→ **WORK ITEM**
Could each record be restated word for word?
■ ■ ■
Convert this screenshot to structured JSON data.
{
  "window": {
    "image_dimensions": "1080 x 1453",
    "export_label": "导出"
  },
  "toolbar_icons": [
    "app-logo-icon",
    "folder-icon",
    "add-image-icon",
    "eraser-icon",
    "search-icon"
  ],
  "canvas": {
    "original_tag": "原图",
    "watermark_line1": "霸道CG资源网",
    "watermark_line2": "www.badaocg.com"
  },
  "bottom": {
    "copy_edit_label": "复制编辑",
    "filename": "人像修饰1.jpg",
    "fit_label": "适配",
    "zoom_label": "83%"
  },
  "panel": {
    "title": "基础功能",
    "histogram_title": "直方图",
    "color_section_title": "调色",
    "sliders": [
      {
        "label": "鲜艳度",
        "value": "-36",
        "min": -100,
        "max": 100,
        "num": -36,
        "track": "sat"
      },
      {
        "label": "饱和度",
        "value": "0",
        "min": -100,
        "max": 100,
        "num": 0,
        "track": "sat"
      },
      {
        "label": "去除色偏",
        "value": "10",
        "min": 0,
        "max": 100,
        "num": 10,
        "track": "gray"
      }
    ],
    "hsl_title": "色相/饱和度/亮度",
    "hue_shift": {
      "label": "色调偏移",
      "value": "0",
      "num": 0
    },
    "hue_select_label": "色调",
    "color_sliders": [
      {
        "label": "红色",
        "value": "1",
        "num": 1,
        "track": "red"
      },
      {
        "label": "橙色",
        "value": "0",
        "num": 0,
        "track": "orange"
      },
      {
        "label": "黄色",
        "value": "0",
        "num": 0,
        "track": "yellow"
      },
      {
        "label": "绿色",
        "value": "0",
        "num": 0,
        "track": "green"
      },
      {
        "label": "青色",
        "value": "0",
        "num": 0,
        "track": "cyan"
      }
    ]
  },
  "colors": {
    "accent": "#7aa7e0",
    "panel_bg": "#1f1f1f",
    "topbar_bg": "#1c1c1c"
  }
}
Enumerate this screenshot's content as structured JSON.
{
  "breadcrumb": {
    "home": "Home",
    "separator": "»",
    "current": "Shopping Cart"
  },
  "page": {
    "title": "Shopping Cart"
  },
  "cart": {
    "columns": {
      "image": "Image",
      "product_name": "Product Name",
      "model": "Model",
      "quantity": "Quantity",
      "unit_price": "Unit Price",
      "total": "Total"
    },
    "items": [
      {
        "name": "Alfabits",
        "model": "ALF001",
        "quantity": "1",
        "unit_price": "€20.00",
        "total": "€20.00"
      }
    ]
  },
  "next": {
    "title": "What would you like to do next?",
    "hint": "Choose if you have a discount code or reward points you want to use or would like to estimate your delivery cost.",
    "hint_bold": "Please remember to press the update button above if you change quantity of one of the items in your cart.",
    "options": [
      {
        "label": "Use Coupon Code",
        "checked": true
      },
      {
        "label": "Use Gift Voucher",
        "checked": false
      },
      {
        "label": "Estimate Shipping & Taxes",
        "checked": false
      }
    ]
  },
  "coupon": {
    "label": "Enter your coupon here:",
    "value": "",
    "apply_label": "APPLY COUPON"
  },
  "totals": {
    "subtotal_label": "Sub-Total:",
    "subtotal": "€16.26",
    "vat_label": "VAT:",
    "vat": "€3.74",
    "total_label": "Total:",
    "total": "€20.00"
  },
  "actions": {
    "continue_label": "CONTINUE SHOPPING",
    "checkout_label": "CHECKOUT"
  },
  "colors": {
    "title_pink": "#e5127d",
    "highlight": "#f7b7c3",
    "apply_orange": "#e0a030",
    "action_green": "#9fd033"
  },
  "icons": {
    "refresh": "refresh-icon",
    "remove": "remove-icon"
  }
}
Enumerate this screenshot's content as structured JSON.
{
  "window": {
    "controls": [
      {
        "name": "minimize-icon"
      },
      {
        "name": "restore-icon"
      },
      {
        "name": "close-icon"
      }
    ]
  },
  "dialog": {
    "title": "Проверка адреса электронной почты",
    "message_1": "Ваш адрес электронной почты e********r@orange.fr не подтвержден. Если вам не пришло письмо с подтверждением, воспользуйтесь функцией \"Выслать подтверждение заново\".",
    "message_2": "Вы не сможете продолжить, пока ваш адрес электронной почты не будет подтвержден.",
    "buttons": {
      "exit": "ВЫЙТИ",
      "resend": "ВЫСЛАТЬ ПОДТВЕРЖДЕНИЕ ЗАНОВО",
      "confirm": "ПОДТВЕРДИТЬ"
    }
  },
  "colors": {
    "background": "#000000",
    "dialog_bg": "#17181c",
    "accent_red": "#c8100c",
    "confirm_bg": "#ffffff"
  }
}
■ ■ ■
→ **OUTPUT OF THE TASK**
Convert this screenshot to structured JSON data.
{
  "window": {
    "image_dimensions": "1080 x 1453",
    "export_label": "导出"
  },
  "toolbar_icons": [
    "app-logo-icon",
    "folder-icon",
    "add-image-icon",
    "eraser-icon",
    "search-icon"
  ],
  "canvas": {
    "original_tag": "原图",
    "watermark_line1": "霸道CG资源网",
    "watermark_line2": "www.badaocg.com"
  },
  "bottom": {
    "copy_edit_label": "复制编辑",
    "filename": "人像修饰1.jpg",
    "fit_label": "适配",
    "zoom_label": "83%"
  },
  "panel": {
    "title": "基础功能",
    "histogram_title": "直方图",
    "color_section_title": "调色",
    "sliders": [
      {
        "label": "鲜艳度",
        "value": "-36",
        "min": -100,
        "max": 100,
        "num": -36,
        "track": "sat"
      },
      {
        "label": "饱和度",
        "value": "0",
        "min": -100,
        "max": 100,
        "num": 0,
        "track": "sat"
      },
      {
        "label": "去除色偏",
        "value": "10",
        "min": 0,
        "max": 100,
        "num": 10,
        "track": "gray"
      }
    ],
    "hsl_title": "色相/饱和度/亮度",
    "hue_shift": {
      "label": "色调偏移",
      "value": "0",
      "num": 0
    },
    "hue_select_label": "色调",
    "color_sliders": [
      {
        "label": "红色",
        "value": "1",
        "num": 1,
        "track": "red"
      },
      {
        "label": "橙色",
        "value": "0",
        "num": 0,
        "track": "orange"
      },
      {
        "label": "黄色",
        "value": "0",
        "num": 0,
        "track": "yellow"
      },
      {
        "label": "绿色",
        "value": "0",
        "num": 0,
        "track": "green"
      },
      {
        "label": "青色",
        "value": "0",
        "num": 0,
        "track": "cyan"
      }
    ]
  },
  "colors": {
    "accent": "#7aa7e0",
    "panel_bg": "#1f1f1f",
    "topbar_bg": "#1c1c1c"
  }
}
Enumerate this screenshot's content as structured JSON.
{
  "breadcrumb": {
    "home": "Home",
    "separator": "»",
    "current": "Shopping Cart"
  },
  "page": {
    "title": "Shopping Cart"
  },
  "cart": {
    "columns": {
      "image": "Image",
      "product_name": "Product Name",
      "model": "Model",
      "quantity": "Quantity",
      "unit_price": "Unit Price",
      "total": "Total"
    },
    "items": [
      {
        "name": "Alfabits",
        "model": "ALF001",
        "quantity": "1",
        "unit_price": "€20.00",
        "total": "€20.00"
      }
    ]
  },
  "next": {
    "title": "What would you like to do next?",
    "hint": "Choose if you have a discount code or reward points you want to use or would like to estimate your delivery cost.",
    "hint_bold": "Please remember to press the update button above if you change quantity of one of the items in your cart.",
    "options": [
      {
        "label": "Use Coupon Code",
        "checked": true
      },
      {
        "label": "Use Gift Voucher",
        "checked": false
      },
      {
        "label": "Estimate Shipping & Taxes",
        "checked": false
      }
    ]
  },
  "coupon": {
    "label": "Enter your coupon here:",
    "value": "",
    "apply_label": "APPLY COUPON"
  },
  "totals": {
    "subtotal_label": "Sub-Total:",
    "subtotal": "€16.26",
    "vat_label": "VAT:",
    "vat": "€3.74",
    "total_label": "Total:",
    "total": "€20.00"
  },
  "actions": {
    "continue_label": "CONTINUE SHOPPING",
    "checkout_label": "CHECKOUT"
  },
  "colors": {
    "title_pink": "#e5127d",
    "highlight": "#f7b7c3",
    "apply_orange": "#e0a030",
    "action_green": "#9fd033"
  },
  "icons": {
    "refresh": "refresh-icon",
    "remove": "remove-icon"
  }
}
Enumerate this screenshot's content as structured JSON.
{
  "window": {
    "controls": [
      {
        "name": "minimize-icon"
      },
      {
        "name": "restore-icon"
      },
      {
        "name": "close-icon"
      }
    ]
  },
  "dialog": {
    "title": "Проверка адреса электронной почты",
    "message_1": "Ваш адрес электронной почты e********r@orange.fr не подтвержден. Если вам не пришло письмо с подтверждением, воспользуйтесь функцией \"Выслать подтверждение заново\".",
    "message_2": "Вы не сможете продолжить, пока ваш адрес электронной почты не будет подтвержден.",
    "buttons": {
      "exit": "ВЫЙТИ",
      "resend": "ВЫСЛАТЬ ПОДТВЕРЖДЕНИЕ ЗАНОВО",
      "confirm": "ПОДТВЕРДИТЬ"
    }
  },
  "colors": {
    "background": "#000000",
    "dialog_bg": "#17181c",
    "accent_red": "#c8100c",
    "confirm_bg": "#ffffff"
  }
}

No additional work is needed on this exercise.